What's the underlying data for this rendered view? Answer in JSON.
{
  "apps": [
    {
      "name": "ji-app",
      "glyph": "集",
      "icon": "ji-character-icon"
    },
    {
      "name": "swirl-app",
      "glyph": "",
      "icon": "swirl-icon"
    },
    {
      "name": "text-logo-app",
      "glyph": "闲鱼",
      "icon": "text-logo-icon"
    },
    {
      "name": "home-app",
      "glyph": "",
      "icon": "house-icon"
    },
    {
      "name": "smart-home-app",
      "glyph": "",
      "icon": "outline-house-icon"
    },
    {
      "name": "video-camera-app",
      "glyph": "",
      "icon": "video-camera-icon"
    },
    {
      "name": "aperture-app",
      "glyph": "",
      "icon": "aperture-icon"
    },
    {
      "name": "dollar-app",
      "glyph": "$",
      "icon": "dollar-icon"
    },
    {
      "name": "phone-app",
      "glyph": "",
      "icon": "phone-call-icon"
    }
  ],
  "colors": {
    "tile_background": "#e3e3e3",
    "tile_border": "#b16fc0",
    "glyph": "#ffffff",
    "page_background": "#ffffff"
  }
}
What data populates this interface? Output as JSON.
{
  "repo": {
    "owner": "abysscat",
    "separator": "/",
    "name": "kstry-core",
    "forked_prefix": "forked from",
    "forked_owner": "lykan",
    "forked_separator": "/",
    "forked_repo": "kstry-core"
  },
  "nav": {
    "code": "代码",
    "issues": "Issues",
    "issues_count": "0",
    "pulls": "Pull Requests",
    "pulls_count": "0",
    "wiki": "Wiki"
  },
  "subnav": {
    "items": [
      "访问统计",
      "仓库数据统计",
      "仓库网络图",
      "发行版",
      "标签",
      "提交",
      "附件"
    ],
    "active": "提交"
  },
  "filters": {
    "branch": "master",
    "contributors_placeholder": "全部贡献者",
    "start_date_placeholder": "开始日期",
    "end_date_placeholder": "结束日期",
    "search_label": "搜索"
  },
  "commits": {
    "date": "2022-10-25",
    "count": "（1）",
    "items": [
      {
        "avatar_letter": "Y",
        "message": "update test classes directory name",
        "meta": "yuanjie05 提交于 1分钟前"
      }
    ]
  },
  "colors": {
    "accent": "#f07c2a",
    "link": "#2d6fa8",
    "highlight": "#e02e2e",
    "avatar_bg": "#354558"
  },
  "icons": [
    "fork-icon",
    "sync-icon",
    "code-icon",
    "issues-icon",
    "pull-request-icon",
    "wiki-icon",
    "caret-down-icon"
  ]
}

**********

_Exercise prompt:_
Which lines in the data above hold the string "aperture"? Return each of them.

_Answer section:_
      "name": "aperture-app",
      "icon": "aperture-icon"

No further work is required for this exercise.